_Records for processing_.
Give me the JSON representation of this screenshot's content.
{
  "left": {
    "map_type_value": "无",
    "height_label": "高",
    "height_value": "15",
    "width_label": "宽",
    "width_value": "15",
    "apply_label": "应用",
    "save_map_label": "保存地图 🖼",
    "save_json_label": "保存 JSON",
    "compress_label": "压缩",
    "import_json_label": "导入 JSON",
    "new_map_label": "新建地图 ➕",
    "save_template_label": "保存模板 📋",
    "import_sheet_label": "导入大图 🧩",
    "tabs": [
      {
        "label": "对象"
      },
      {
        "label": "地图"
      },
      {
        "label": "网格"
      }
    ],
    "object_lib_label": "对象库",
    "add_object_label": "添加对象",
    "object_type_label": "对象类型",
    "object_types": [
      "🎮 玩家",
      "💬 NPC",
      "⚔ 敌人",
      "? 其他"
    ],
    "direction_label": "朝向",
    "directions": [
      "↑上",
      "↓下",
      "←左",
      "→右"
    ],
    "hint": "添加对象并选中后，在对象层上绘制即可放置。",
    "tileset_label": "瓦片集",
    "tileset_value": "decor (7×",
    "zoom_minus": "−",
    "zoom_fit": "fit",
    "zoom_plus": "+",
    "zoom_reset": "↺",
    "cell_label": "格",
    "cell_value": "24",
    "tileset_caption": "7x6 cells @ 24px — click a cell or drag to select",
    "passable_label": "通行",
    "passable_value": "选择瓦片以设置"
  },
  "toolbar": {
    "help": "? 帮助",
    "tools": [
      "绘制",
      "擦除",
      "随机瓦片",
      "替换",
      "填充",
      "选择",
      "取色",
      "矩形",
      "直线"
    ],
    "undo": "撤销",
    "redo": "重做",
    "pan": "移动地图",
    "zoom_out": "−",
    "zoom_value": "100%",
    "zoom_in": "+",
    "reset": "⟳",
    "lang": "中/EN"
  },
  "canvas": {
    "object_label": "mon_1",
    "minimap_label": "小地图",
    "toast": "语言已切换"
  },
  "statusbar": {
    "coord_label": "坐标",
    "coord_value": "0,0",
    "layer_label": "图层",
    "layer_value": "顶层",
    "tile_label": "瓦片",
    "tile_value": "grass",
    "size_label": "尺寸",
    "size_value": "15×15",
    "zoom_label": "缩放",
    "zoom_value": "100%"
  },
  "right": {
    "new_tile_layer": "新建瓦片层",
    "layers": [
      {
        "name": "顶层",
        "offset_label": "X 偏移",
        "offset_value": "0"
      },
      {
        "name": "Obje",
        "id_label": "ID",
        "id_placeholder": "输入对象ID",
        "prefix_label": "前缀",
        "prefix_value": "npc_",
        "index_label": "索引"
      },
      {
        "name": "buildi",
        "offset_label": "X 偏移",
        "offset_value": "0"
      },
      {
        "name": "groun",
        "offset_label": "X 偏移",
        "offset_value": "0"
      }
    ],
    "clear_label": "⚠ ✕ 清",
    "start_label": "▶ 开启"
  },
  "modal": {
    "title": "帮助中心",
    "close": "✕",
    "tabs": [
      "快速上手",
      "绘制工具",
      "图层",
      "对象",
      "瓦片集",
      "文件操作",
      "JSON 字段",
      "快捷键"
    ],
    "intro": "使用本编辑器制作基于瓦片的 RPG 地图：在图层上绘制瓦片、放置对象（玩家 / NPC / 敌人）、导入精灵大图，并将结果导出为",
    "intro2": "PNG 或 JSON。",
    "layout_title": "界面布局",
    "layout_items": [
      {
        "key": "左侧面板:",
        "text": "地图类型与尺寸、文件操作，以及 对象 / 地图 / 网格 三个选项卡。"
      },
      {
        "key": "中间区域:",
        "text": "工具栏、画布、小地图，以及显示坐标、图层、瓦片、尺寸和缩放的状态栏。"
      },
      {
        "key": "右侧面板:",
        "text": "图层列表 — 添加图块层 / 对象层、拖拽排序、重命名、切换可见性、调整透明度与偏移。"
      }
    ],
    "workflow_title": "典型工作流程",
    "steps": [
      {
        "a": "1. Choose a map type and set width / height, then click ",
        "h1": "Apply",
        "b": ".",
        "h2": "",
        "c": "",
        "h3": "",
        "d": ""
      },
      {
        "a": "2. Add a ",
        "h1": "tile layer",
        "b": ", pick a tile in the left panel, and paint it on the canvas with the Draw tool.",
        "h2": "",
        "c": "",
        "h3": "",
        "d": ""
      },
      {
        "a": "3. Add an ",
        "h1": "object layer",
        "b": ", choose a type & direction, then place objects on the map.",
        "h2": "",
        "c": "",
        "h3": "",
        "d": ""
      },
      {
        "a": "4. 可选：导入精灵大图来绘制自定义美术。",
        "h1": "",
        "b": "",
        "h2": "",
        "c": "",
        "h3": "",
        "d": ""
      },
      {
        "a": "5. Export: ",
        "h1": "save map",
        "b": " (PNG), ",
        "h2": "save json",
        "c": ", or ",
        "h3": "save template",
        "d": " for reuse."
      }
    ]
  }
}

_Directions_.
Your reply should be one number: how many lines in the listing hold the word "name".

_Result of the exercise_.
4